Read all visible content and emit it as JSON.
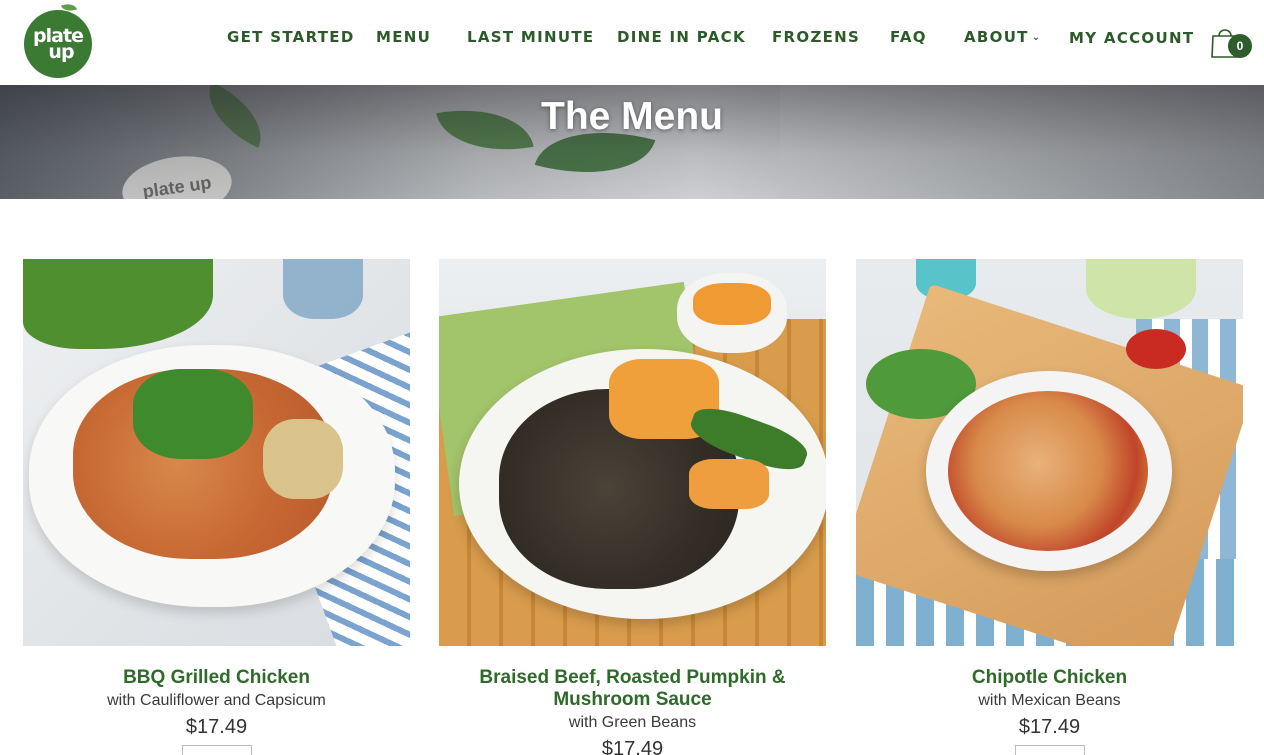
{
  "brand": {
    "logo_line1": "plate",
    "logo_line2": "up"
  },
  "nav": {
    "items": [
      "GET STARTED",
      "MENU",
      "LAST MINUTE",
      "DINE IN PACK",
      "FROZENS",
      "FAQ",
      "ABOUT"
    ],
    "account": "MY ACCOUNT",
    "cart_count": "0"
  },
  "hero": {
    "title": "The Menu",
    "plate_logo": "plate up"
  },
  "products": [
    {
      "name": "BBQ Grilled Chicken",
      "subtitle": "with Cauliflower and Capsicum",
      "price": "$17.49"
    },
    {
      "name": "Braised Beef, Roasted Pumpkin & Mushroom Sauce",
      "subtitle": "with Green Beans",
      "price": "$17.49"
    },
    {
      "name": "Chipotle Chicken",
      "subtitle": "with Mexican Beans",
      "price": "$17.49"
    }
  ],
  "colors": {
    "brand_green": "#3a7a33",
    "nav_text": "#2d5a2a",
    "title_green": "#2f6a2b"
  }
}
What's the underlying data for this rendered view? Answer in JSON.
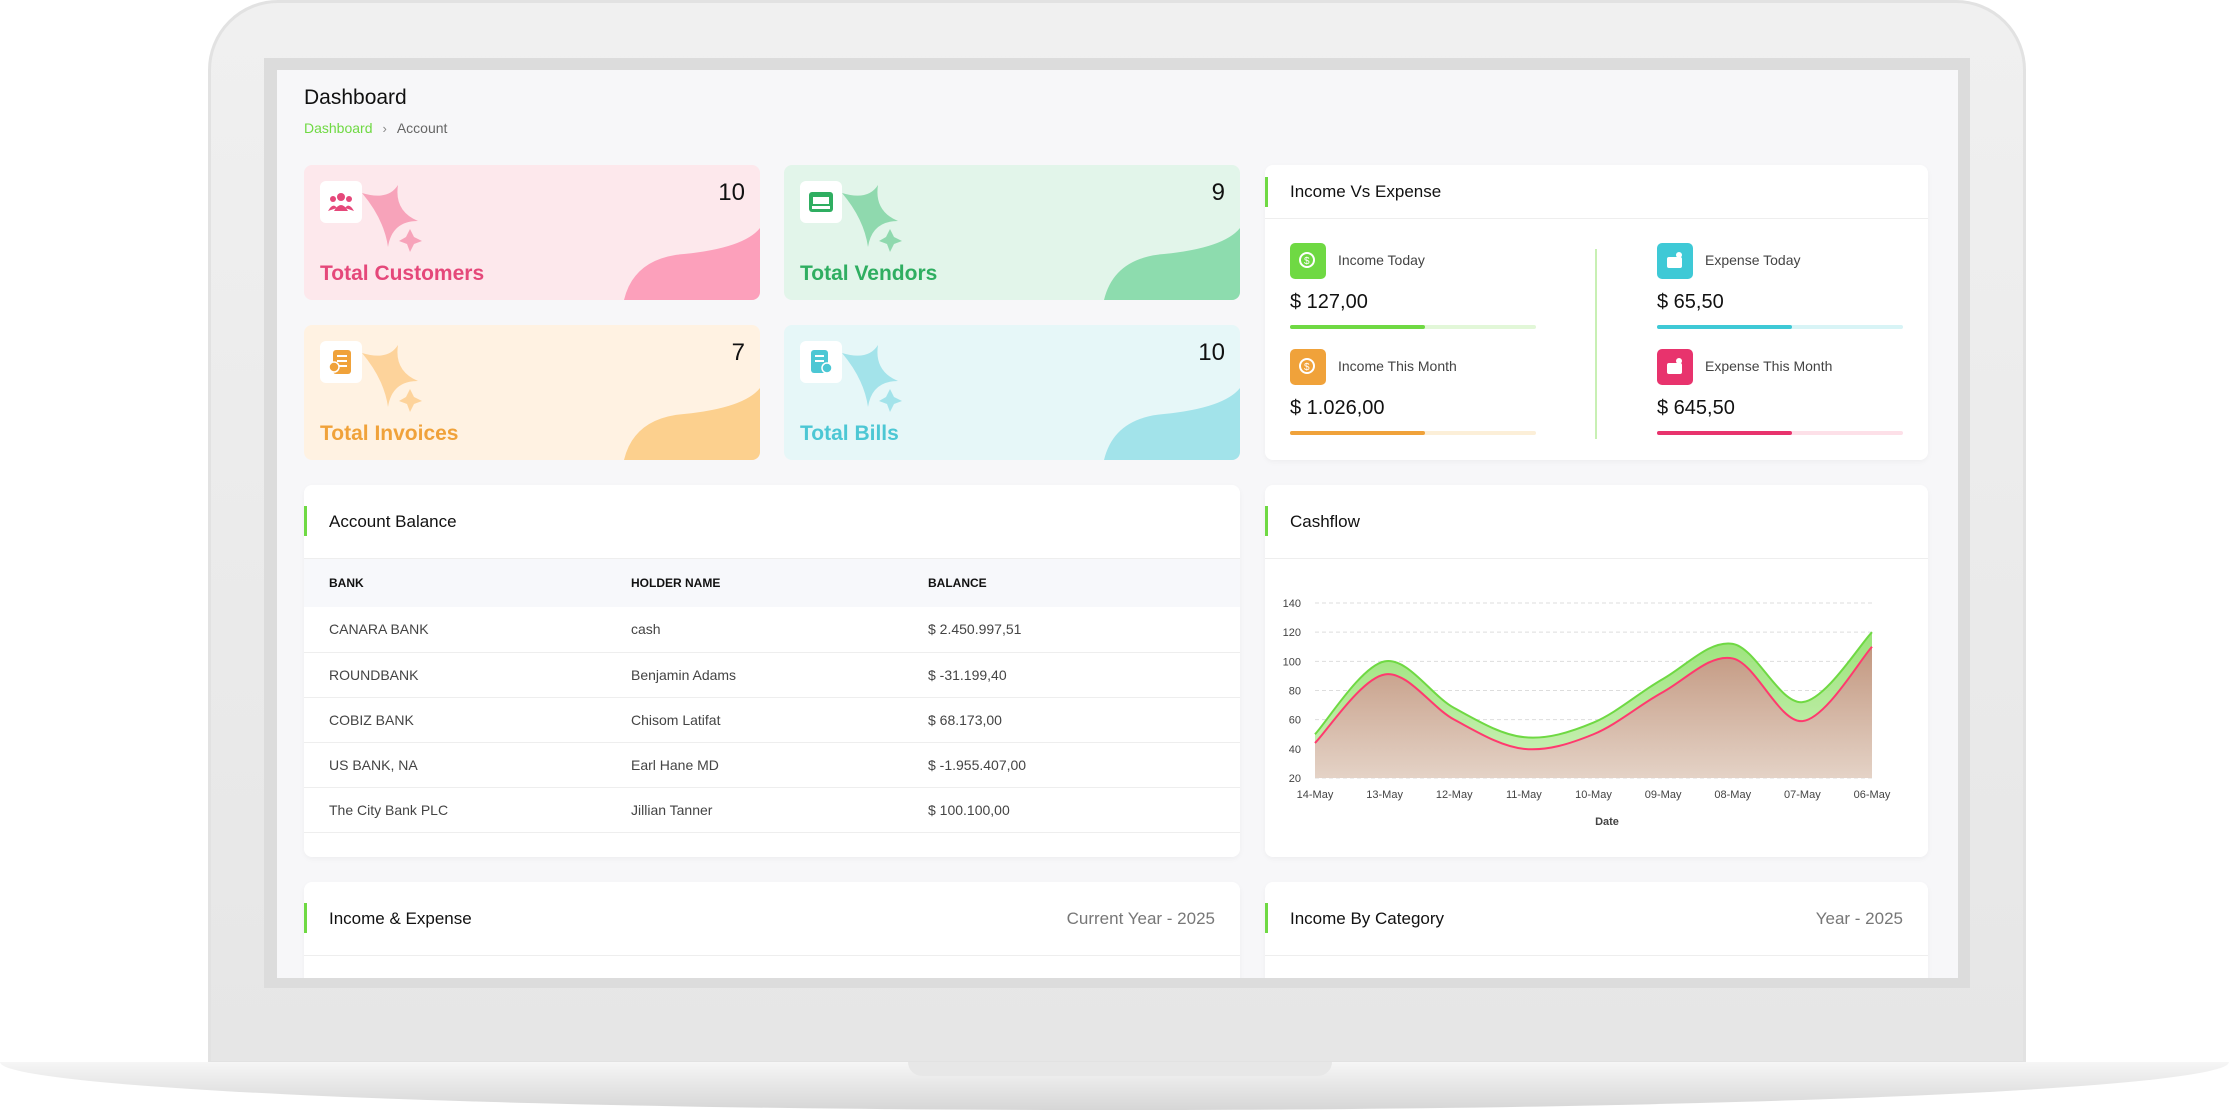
{
  "header": {
    "title": "Dashboard",
    "breadcrumb": [
      "Dashboard",
      "Account"
    ]
  },
  "stats": [
    {
      "label": "Total Customers",
      "value": "10",
      "icon": "users-icon",
      "color": "#e5487a"
    },
    {
      "label": "Total Vendors",
      "value": "9",
      "icon": "store-icon",
      "color": "#2fae61"
    },
    {
      "label": "Total Invoices",
      "value": "7",
      "icon": "invoice-icon",
      "color": "#f0a23a"
    },
    {
      "label": "Total Bills",
      "value": "10",
      "icon": "bill-icon",
      "color": "#4cc7d4"
    }
  ],
  "income_vs_expense": {
    "title": "Income Vs Expense",
    "items": [
      {
        "label": "Income Today",
        "amount": "$ 127,00",
        "color": "#6fd943",
        "progress": 0.55,
        "icon": "income-icon"
      },
      {
        "label": "Expense Today",
        "amount": "$ 65,50",
        "color": "#3ec9d6",
        "progress": 0.55,
        "icon": "wallet-icon"
      },
      {
        "label": "Income This Month",
        "amount": "$ 1.026,00",
        "color": "#f0a23a",
        "progress": 0.55,
        "icon": "income-icon"
      },
      {
        "label": "Expense This Month",
        "amount": "$ 645,50",
        "color": "#e8336d",
        "progress": 0.55,
        "icon": "wallet-icon"
      }
    ]
  },
  "account_balance": {
    "title": "Account Balance",
    "columns": [
      "BANK",
      "HOLDER NAME",
      "BALANCE"
    ],
    "rows": [
      [
        "CANARA BANK",
        "cash",
        "$ 2.450.997,51"
      ],
      [
        "ROUNDBANK",
        "Benjamin Adams",
        "$ -31.199,40"
      ],
      [
        "COBIZ BANK",
        "Chisom Latifat",
        "$ 68.173,00"
      ],
      [
        "US BANK, NA",
        "Earl Hane MD",
        "$ -1.955.407,00"
      ],
      [
        "The City Bank PLC",
        "Jillian Tanner",
        "$ 100.100,00"
      ]
    ]
  },
  "cashflow": {
    "title": "Cashflow"
  },
  "income_expense": {
    "title": "Income & Expense",
    "period": "Current Year - 2025"
  },
  "income_by_category": {
    "title": "Income By Category",
    "period": "Year - 2025"
  },
  "chart_data": {
    "type": "area",
    "title": "Cashflow",
    "xlabel": "Date",
    "ylabel": "",
    "x": [
      "14-May",
      "13-May",
      "12-May",
      "11-May",
      "10-May",
      "09-May",
      "08-May",
      "07-May",
      "06-May"
    ],
    "yticks": [
      20,
      40,
      60,
      80,
      100,
      120,
      140
    ],
    "ylim": [
      20,
      140
    ],
    "grid": true,
    "series": [
      {
        "values": [
          50,
          100,
          68,
          48,
          58,
          88,
          112,
          72,
          120
        ],
        "color": "#6fd943"
      },
      {
        "values": [
          44,
          91,
          60,
          40,
          50,
          79,
          102,
          59,
          110
        ],
        "color": "#ff3a6e"
      }
    ]
  }
}
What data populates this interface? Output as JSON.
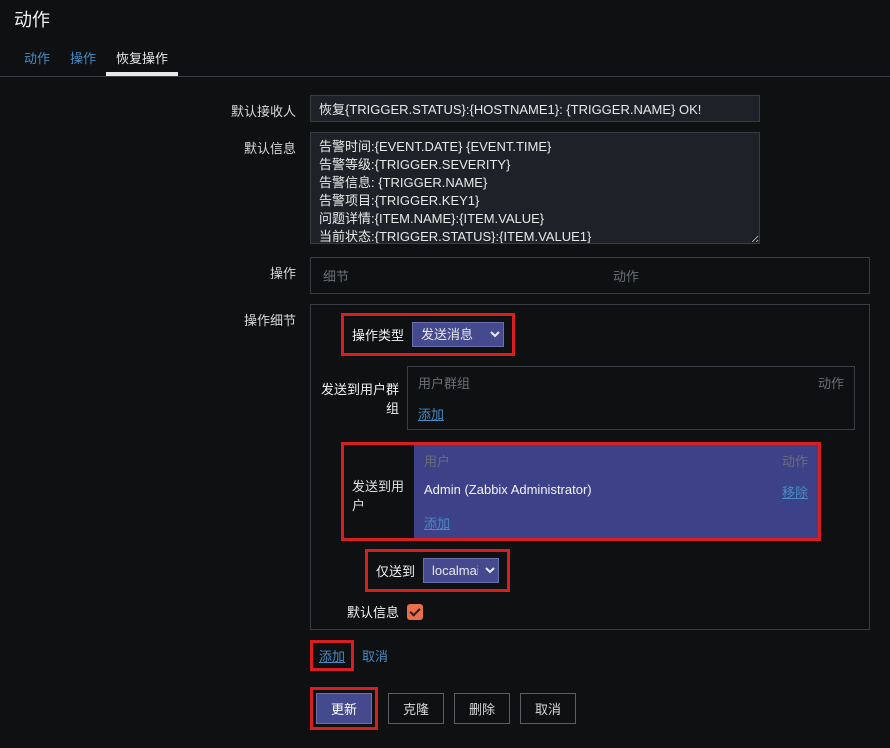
{
  "page": {
    "title": "动作"
  },
  "tabs": [
    {
      "label": "动作",
      "active": false
    },
    {
      "label": "操作",
      "active": false
    },
    {
      "label": "恢复操作",
      "active": true
    }
  ],
  "form": {
    "default_recipient_label": "默认接收人",
    "default_recipient_value": "恢复{TRIGGER.STATUS}:{HOSTNAME1}: {TRIGGER.NAME} OK!",
    "default_message_label": "默认信息",
    "default_message_value": "告警时间:{EVENT.DATE} {EVENT.TIME}\n告警等级:{TRIGGER.SEVERITY}\n告警信息: {TRIGGER.NAME}\n告警项目:{TRIGGER.KEY1}\n问题详情:{ITEM.NAME}:{ITEM.VALUE}\n当前状态:{TRIGGER.STATUS}:{ITEM.VALUE1}",
    "operations_label": "操作",
    "operations_head": {
      "details": "细节",
      "action": "动作"
    },
    "operation_details_label": "操作细节",
    "op_type_label": "操作类型",
    "op_type_value": "发送消息",
    "send_to_groups_label": "发送到用户群组",
    "groups_head": {
      "col1": "用户群组",
      "col2": "动作"
    },
    "groups_add": "添加",
    "send_to_users_label": "发送到用户",
    "users_head": {
      "col1": "用户",
      "col2": "动作"
    },
    "users_row": {
      "name": "Admin (Zabbix Administrator)",
      "remove": "移除"
    },
    "users_add": "添加",
    "send_only_to_label": "仅送到",
    "send_only_to_value": "localmail",
    "default_info_label": "默认信息",
    "default_info_checked": true,
    "add_link": "添加",
    "cancel_link": "取消"
  },
  "buttons": {
    "update": "更新",
    "clone": "克隆",
    "delete": "删除",
    "cancel": "取消"
  },
  "colors": {
    "hl": "#d81e1e",
    "accent": "#e96f4a",
    "select_bg": "#454a8f"
  }
}
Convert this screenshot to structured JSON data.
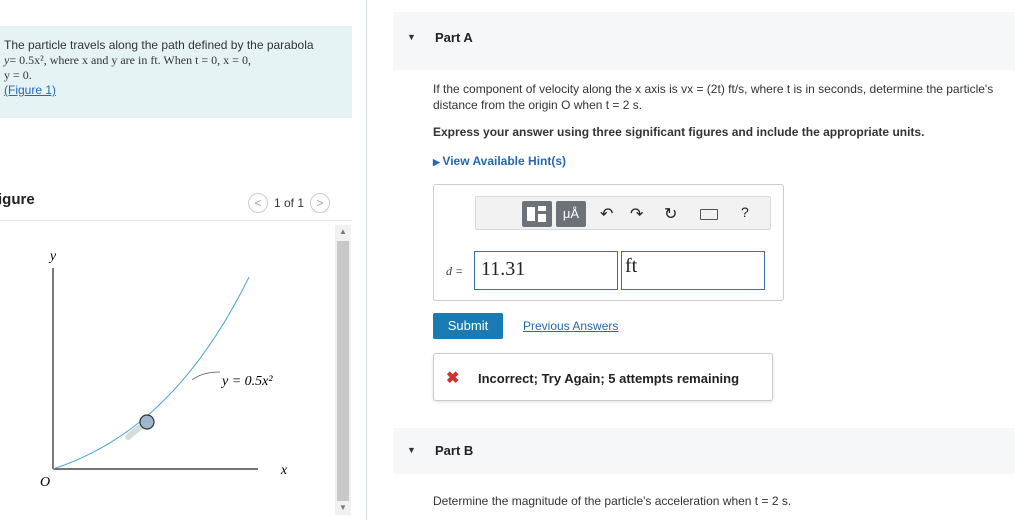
{
  "problem": {
    "line1": "The particle travels along the path defined by the parabola",
    "eq1_lhs": "y",
    "eq1_rhs": "= 0.5x², where x and y are in ft. When t = 0, x = 0,",
    "eq2": "y = 0.",
    "figure_link": "(Figure 1)"
  },
  "figure": {
    "title": "igure",
    "pager_text": "1 of 1",
    "prev_glyph": "<",
    "next_glyph": ">",
    "axis_y": "y",
    "axis_x": "x",
    "origin": "O",
    "curve_label": "y = 0.5x²"
  },
  "partA": {
    "label": "Part A",
    "question": "If the component of velocity along the x axis is vx = (2t) ft/s, where t is in seconds, determine the particle's distance from the origin O when t = 2 s.",
    "instruction": "Express your answer using three significant figures and include the appropriate units.",
    "hints": "View Available Hint(s)",
    "variable_label": "d =",
    "answer_value": "11.31",
    "unit_value": "ft",
    "toolbar": {
      "mu_label": "μÅ",
      "help": "?"
    },
    "submit": "Submit",
    "previous_answers": "Previous Answers",
    "feedback": "Incorrect; Try Again; 5 attempts remaining"
  },
  "partB": {
    "label": "Part B",
    "question": "Determine the magnitude of the particle's acceleration when t = 2 s."
  },
  "colors": {
    "accent": "#1a7ab3",
    "link": "#2468b3",
    "problem_bg": "#e6f3f5",
    "error": "#d0312d",
    "curve": "#4aa3d8"
  }
}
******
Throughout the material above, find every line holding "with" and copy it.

      "subtitle": "with Cauliflower and Capsicum",
      "subtitle": "with Green Beans",
      "subtitle": "with Mexican Beans",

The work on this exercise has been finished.